The 21-year old racer started the Harvey Norman Supergirls entry in last year’s Supercheap Auto Bathurst 1000 and on lap 15 of 161 slipped on oil, crashing at Forrest’s Elbow and effectively ending their chances of a good result.
The team repaired the car and sent it back out to give Simona De Silvestro plenty of laps and they ultimately finished 21st.
The pair has a clean slate this year, and Gracie will approach the race with a fresh perspective. Being able to finish the race helped ease the pain.
“Crashing is just a part of it – it could happen again this year for all we know,” Gracie told supercars.com.
“It’s something that just happens and I’m not the first person to slip on oil.
“I’ve been watching all the V8 classics on FOX TV and I’m not the first person to go in at Forrest’s Elbow, that’s for sure – plenty of people doing it before me!”
The young driver has put last year out of her mind.
“It’s one of those things. I don’t even think about it, to be honest.
“The fact that we got back out there probably helps get over it … the fact we actually finished the race probably doesn’t make it feel like it was a big deal.
“No one wants to crash but sometimes that just happens.
“It’s part of racing – if was scared of crashing I’d probably be in the wrong sport.”
The girls have switched race cars this year, with the Bathurst wild card run by Nissan Motorsport this time around. Gracie has been impressed with the team and has faith they are fully behind her and De Silvestro this weekend.
“From the mechanics up to the engineers, they’re a really good group of guys, I really feel like they believe in us and believe in the program.
“It’s really good to have a group of guys behind you knowing you want to take this seriously and you’re not just a joke, I guess.”
Gracie is proud to fly the flag for young women again and believes it’s important to single them out as they ‘Supergirls’ so the public are aware of their efforts.
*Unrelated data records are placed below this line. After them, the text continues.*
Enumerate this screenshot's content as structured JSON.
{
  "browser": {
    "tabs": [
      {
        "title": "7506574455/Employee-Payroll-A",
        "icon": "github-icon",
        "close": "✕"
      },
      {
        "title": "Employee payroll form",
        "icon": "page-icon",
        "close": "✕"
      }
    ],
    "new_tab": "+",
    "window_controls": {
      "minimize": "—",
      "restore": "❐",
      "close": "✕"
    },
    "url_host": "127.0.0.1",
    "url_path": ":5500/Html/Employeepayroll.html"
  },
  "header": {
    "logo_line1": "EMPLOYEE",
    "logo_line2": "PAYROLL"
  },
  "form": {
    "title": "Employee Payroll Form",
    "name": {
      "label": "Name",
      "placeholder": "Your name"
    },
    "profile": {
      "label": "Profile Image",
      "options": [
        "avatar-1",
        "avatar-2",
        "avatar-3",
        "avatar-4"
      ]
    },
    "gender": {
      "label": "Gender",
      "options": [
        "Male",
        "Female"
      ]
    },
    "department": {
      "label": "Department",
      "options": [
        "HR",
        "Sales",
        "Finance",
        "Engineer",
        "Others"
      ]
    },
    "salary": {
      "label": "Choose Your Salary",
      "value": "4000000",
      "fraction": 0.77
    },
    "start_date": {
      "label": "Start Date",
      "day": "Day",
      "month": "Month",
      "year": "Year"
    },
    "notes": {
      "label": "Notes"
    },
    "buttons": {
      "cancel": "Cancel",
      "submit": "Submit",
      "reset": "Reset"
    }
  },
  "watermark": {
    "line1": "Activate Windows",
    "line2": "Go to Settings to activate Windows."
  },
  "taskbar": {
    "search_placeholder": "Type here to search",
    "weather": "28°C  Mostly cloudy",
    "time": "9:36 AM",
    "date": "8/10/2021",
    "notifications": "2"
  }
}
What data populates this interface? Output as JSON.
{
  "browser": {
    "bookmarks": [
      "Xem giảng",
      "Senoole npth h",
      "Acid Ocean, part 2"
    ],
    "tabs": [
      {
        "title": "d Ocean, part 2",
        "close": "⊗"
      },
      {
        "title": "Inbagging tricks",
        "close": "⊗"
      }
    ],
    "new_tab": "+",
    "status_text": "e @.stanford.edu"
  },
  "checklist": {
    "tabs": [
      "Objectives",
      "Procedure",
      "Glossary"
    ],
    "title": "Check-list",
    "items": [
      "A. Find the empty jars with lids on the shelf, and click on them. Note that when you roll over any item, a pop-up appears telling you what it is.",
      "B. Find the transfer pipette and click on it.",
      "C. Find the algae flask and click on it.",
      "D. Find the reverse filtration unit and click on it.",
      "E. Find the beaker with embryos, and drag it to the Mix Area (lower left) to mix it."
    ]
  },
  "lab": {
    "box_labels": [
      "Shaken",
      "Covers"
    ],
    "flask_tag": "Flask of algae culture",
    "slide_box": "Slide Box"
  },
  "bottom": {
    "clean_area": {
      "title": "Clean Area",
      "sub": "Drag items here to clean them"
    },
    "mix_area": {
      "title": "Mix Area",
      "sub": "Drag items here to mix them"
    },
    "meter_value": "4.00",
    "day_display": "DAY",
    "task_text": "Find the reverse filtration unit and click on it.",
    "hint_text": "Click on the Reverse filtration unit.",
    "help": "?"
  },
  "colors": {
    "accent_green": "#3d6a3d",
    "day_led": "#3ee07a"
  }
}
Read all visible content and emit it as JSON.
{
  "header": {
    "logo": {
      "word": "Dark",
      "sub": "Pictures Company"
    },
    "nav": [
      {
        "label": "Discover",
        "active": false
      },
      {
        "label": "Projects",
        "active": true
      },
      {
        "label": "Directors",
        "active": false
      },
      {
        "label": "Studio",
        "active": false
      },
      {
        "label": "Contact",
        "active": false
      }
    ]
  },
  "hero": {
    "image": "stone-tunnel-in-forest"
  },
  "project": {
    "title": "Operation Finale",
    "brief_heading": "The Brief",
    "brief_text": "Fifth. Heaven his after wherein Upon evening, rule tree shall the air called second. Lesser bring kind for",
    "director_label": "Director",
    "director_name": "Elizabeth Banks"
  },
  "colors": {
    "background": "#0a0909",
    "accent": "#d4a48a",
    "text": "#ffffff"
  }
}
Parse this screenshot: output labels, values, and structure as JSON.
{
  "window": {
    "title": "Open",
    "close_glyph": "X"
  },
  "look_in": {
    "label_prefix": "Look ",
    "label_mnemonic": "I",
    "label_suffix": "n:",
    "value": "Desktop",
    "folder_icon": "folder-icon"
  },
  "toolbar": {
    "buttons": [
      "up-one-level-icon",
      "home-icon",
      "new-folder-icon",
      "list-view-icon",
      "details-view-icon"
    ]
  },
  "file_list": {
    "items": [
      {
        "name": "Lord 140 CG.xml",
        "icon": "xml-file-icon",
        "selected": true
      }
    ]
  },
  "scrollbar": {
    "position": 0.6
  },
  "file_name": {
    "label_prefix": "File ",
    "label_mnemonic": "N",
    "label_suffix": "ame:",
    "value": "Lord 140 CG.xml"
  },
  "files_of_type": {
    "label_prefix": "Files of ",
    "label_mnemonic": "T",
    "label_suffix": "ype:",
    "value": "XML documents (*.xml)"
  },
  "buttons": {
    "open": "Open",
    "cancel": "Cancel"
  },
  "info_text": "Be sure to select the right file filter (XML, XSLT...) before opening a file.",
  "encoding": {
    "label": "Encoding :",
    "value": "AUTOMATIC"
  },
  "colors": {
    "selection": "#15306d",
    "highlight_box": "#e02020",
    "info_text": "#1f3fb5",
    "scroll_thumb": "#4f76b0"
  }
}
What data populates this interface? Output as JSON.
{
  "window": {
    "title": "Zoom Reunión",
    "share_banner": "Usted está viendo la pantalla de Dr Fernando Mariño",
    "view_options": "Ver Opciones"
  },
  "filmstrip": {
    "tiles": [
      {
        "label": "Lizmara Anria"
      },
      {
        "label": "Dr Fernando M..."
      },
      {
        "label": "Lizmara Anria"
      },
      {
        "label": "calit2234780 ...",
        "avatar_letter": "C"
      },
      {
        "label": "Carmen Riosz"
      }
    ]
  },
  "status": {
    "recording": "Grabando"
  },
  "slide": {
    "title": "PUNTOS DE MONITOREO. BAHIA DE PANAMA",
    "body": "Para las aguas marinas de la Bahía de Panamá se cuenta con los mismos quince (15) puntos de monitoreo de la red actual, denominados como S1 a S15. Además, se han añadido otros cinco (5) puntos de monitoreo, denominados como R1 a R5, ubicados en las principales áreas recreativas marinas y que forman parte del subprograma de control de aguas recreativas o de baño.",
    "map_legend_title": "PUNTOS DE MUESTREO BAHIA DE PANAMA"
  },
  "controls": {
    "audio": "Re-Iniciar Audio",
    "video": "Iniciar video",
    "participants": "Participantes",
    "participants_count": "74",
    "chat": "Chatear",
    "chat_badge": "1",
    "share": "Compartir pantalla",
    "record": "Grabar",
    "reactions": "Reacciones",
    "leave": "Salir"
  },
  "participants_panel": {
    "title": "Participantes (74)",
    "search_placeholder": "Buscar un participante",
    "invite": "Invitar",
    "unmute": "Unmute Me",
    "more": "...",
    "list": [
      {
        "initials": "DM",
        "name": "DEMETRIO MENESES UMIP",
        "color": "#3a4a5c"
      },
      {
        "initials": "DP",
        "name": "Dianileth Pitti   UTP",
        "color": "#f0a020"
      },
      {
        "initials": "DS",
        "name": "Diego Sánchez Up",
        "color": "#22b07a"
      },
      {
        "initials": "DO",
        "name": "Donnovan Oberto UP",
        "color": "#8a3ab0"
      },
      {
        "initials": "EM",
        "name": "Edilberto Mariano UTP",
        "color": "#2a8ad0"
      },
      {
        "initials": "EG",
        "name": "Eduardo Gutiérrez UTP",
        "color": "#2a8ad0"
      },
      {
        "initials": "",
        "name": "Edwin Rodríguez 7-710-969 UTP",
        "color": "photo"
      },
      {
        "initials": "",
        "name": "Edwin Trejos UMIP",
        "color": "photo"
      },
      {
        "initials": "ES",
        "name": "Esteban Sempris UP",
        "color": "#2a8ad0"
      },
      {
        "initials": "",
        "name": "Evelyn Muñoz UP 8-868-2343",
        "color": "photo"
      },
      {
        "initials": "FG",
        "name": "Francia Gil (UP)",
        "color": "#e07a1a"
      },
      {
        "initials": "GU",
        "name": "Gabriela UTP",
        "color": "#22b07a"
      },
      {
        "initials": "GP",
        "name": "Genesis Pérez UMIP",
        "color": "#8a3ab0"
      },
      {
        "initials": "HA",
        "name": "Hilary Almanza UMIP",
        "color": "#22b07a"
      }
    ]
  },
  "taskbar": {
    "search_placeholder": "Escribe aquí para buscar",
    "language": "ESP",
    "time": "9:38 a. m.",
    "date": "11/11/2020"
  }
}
There are female mechanics and an engineer in the pit lane, so the barriers are slowly being broken.
“That’s something a lot of people don’t take note of, they just see what they see in the news or they read what they read and don’t see the bigger picture.
“I think it is important that we’re taken seriously – I think definitely now Simona and I are taken seriously – Simona more than me probably, because she’s getting a full-time drive next year.
“People can actually start watching and want to see us develop as a pair and personally in our futures. Hopefully those in the category want to see us develop.”